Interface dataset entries
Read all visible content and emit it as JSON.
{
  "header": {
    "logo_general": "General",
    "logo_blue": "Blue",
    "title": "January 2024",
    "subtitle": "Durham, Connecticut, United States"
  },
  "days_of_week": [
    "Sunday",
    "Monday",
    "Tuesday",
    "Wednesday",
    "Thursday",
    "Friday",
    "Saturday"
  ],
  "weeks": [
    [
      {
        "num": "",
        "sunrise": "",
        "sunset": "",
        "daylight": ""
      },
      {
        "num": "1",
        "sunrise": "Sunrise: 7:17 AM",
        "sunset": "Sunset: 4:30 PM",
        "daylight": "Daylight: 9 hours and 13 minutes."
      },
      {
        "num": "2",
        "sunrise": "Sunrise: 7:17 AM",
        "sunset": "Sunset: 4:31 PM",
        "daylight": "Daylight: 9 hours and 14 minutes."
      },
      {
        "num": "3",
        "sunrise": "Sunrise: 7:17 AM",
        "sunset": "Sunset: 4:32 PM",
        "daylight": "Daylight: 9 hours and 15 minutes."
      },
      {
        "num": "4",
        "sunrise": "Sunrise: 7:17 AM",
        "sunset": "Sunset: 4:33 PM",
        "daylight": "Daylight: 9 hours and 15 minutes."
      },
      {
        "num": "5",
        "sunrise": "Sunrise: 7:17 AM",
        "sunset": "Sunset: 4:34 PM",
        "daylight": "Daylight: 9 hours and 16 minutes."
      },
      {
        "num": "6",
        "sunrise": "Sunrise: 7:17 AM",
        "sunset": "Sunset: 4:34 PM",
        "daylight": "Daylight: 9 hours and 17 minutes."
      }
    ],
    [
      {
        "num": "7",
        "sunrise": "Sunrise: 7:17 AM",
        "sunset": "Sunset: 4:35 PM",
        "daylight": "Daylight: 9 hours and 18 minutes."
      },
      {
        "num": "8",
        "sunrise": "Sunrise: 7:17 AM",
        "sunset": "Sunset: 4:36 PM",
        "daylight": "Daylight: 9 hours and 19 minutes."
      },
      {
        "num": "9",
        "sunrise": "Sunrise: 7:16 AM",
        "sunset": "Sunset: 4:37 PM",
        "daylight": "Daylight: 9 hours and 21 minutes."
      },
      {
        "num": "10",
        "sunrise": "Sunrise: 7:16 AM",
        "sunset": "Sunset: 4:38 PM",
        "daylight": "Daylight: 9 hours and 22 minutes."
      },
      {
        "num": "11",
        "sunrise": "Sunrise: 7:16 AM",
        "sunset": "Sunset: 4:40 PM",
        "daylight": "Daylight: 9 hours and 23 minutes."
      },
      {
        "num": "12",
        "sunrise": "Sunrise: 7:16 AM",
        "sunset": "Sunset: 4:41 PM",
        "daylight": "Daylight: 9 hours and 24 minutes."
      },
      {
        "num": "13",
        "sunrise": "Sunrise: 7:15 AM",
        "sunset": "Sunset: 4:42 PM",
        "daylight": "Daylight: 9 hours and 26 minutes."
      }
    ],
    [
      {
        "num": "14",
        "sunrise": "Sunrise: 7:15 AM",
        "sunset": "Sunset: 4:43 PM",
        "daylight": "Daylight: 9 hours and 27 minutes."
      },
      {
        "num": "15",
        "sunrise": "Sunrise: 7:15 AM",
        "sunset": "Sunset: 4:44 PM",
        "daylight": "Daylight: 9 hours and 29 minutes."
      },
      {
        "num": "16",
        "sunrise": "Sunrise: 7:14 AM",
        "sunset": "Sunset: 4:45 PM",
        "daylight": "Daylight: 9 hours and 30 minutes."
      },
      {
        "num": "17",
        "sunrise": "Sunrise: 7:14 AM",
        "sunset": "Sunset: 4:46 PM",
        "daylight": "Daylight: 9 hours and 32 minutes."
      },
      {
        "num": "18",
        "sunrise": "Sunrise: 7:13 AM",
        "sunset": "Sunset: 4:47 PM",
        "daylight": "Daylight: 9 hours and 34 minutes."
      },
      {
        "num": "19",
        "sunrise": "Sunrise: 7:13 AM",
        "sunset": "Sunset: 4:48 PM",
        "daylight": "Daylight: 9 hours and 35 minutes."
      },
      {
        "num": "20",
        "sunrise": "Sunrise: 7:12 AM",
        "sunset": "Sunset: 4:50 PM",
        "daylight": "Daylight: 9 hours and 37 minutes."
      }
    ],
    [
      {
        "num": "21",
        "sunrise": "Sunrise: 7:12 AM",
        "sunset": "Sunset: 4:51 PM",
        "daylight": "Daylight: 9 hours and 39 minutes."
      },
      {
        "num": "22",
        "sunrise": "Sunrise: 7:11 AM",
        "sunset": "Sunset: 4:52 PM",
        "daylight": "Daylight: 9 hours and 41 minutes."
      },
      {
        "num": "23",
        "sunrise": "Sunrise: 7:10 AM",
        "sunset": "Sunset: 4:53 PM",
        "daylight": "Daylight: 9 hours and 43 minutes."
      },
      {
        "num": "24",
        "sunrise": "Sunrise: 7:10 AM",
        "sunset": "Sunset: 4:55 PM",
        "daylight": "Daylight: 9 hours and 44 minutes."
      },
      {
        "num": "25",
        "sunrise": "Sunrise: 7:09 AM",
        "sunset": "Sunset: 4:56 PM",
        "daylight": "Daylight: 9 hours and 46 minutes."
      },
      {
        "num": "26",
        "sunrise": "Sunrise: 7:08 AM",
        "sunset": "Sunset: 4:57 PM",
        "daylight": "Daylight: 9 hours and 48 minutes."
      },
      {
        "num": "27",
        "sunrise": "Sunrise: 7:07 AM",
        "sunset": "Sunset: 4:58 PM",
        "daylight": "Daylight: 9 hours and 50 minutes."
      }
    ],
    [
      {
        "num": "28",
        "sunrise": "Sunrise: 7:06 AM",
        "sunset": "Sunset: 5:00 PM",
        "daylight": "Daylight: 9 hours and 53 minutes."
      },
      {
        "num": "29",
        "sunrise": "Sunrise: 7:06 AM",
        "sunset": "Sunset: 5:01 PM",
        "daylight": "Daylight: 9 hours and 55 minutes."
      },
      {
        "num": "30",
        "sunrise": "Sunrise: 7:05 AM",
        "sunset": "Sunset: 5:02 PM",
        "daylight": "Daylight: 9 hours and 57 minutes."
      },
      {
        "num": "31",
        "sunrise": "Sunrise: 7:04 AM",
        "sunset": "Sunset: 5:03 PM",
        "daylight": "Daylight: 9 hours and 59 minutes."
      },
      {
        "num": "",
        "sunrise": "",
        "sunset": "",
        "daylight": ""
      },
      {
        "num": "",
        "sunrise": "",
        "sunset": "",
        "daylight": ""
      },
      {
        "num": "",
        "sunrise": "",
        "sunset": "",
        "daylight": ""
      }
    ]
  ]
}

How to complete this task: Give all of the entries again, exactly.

Output:
Read all visible content and emit it as JSON.
{
  "header": {
    "logo_general": "General",
    "logo_blue": "Blue",
    "title": "January 2024",
    "subtitle": "Durham, Connecticut, United States"
  },
  "days_of_week": [
    "Sunday",
    "Monday",
    "Tuesday",
    "Wednesday",
    "Thursday",
    "Friday",
    "Saturday"
  ],
  "weeks": [
    [
      {
        "num": "",
        "sunrise": "",
        "sunset": "",
        "daylight": ""
      },
      {
        "num": "1",
        "sunrise": "Sunrise: 7:17 AM",
        "sunset": "Sunset: 4:30 PM",
        "daylight": "Daylight: 9 hours and 13 minutes."
      },
      {
        "num": "2",
        "sunrise": "Sunrise: 7:17 AM",
        "sunset": "Sunset: 4:31 PM",
        "daylight": "Daylight: 9 hours and 14 minutes."
      },
      {
        "num": "3",
        "sunrise": "Sunrise: 7:17 AM",
        "sunset": "Sunset: 4:32 PM",
        "daylight": "Daylight: 9 hours and 15 minutes."
      },
      {
        "num": "4",
        "sunrise": "Sunrise: 7:17 AM",
        "sunset": "Sunset: 4:33 PM",
        "daylight": "Daylight: 9 hours and 15 minutes."
      },
      {
        "num": "5",
        "sunrise": "Sunrise: 7:17 AM",
        "sunset": "Sunset: 4:34 PM",
        "daylight": "Daylight: 9 hours and 16 minutes."
      },
      {
        "num": "6",
        "sunrise": "Sunrise: 7:17 AM",
        "sunset": "Sunset: 4:34 PM",
        "daylight": "Daylight: 9 hours and 17 minutes."
      }
    ],
    [
      {
        "num": "7",
        "sunrise": "Sunrise: 7:17 AM",
        "sunset": "Sunset: 4:35 PM",
        "daylight": "Daylight: 9 hours and 18 minutes."
      },
      {
        "num": "8",
        "sunrise": "Sunrise: 7:17 AM",
        "sunset": "Sunset: 4:36 PM",
        "daylight": "Daylight: 9 hours and 19 minutes."
      },
      {
        "num": "9",
        "sunrise": "Sunrise: 7:16 AM",
        "sunset": "Sunset: 4:37 PM",
        "daylight": "Daylight: 9 hours and 21 minutes."
      },
      {
        "num": "10",
        "sunrise": "Sunrise: 7:16 AM",
        "sunset": "Sunset: 4:38 PM",
        "daylight": "Daylight: 9 hours and 22 minutes."
      },
      {
        "num": "11",
        "sunrise": "Sunrise: 7:16 AM",
        "sunset": "Sunset: 4:40 PM",
        "daylight": "Daylight: 9 hours and 23 minutes."
      },
      {
        "num": "12",
        "sunrise": "Sunrise: 7:16 AM",
        "sunset": "Sunset: 4:41 PM",
        "daylight": "Daylight: 9 hours and 24 minutes."
      },
      {
        "num": "13",
        "sunrise": "Sunrise: 7:15 AM",
        "sunset": "Sunset: 4:42 PM",
        "daylight": "Daylight: 9 hours and 26 minutes."
      }
    ],
    [
      {
        "num": "14",
        "sunrise": "Sunrise: 7:15 AM",
        "sunset": "Sunset: 4:43 PM",
        "daylight": "Daylight: 9 hours and 27 minutes."
      },
      {
        "num": "15",
        "sunrise": "Sunrise: 7:15 AM",
        "sunset": "Sunset: 4:44 PM",
        "daylight": "Daylight: 9 hours and 29 minutes."
      },
      {
        "num": "16",
        "sunrise": "Sunrise: 7:14 AM",
        "sunset": "Sunset: 4:45 PM",
        "daylight": "Daylight: 9 hours and 30 minutes."
      },
      {
        "num": "17",
        "sunrise": "Sunrise: 7:14 AM",
        "sunset": "Sunset: 4:46 PM",
        "daylight": "Daylight: 9 hours and 32 minutes."
      },
      {
        "num": "18",
        "sunrise": "Sunrise: 7:13 AM",
        "sunset": "Sunset: 4:47 PM",
        "daylight": "Daylight: 9 hours and 34 minutes."
      },
      {
        "num": "19",
        "sunrise": "Sunrise: 7:13 AM",
        "sunset": "Sunset: 4:48 PM",
        "daylight": "Daylight: 9 hours and 35 minutes."
      },
      {
        "num": "20",
        "sunrise": "Sunrise: 7:12 AM",
        "sunset": "Sunset: 4:50 PM",
        "daylight": "Daylight: 9 hours and 37 minutes."
      }
    ],
    [
      {
        "num": "21",
        "sunrise": "Sunrise: 7:12 AM",
        "sunset": "Sunset: 4:51 PM",
        "daylight": "Daylight: 9 hours and 39 minutes."
      },
      {
        "num": "22",
        "sunrise": "Sunrise: 7:11 AM",
        "sunset": "Sunset: 4:52 PM",
        "daylight": "Daylight: 9 hours and 41 minutes."
      },
      {
        "num": "23",
        "sunrise": "Sunrise: 7:10 AM",
        "sunset": "Sunset: 4:53 PM",
        "daylight": "Daylight: 9 hours and 43 minutes."
      },
      {
        "num": "24",
        "sunrise": "Sunrise: 7:10 AM",
        "sunset": "Sunset: 4:55 PM",
        "daylight": "Daylight: 9 hours and 44 minutes."
      },
      {
        "num": "25",
        "sunrise": "Sunrise: 7:09 AM",
        "sunset": "Sunset: 4:56 PM",
        "daylight": "Daylight: 9 hours and 46 minutes."
      },
      {
        "num": "26",
        "sunrise": "Sunrise: 7:08 AM",
        "sunset": "Sunset: 4:57 PM",
        "daylight": "Daylight: 9 hours and 48 minutes."
      },
      {
        "num": "27",
        "sunrise": "Sunrise: 7:07 AM",
        "sunset": "Sunset: 4:58 PM",
        "daylight": "Daylight: 9 hours and 50 minutes."
      }
    ],
    [
      {
        "num": "28",
        "sunrise": "Sunrise: 7:06 AM",
        "sunset": "Sunset: 5:00 PM",
        "daylight": "Daylight: 9 hours and 53 minutes."
      },
      {
        "num": "29",
        "sunrise": "Sunrise: 7:06 AM",
        "sunset": "Sunset: 5:01 PM",
        "daylight": "Daylight: 9 hours and 55 minutes."
      },
      {
        "num": "30",
        "sunrise": "Sunrise: 7:05 AM",
        "sunset": "Sunset: 5:02 PM",
        "daylight": "Daylight: 9 hours and 57 minutes."
      },
      {
        "num": "31",
        "sunrise": "Sunrise: 7:04 AM",
        "sunset": "Sunset: 5:03 PM",
        "daylight": "Daylight: 9 hours and 59 minutes."
      },
      {
        "num": "",
        "sunrise": "",
        "sunset": "",
        "daylight": ""
      },
      {
        "num": "",
        "sunrise": "",
        "sunset": "",
        "daylight": ""
      },
      {
        "num": "",
        "sunrise": "",
        "sunset": "",
        "daylight": ""
      }
    ]
  ]
}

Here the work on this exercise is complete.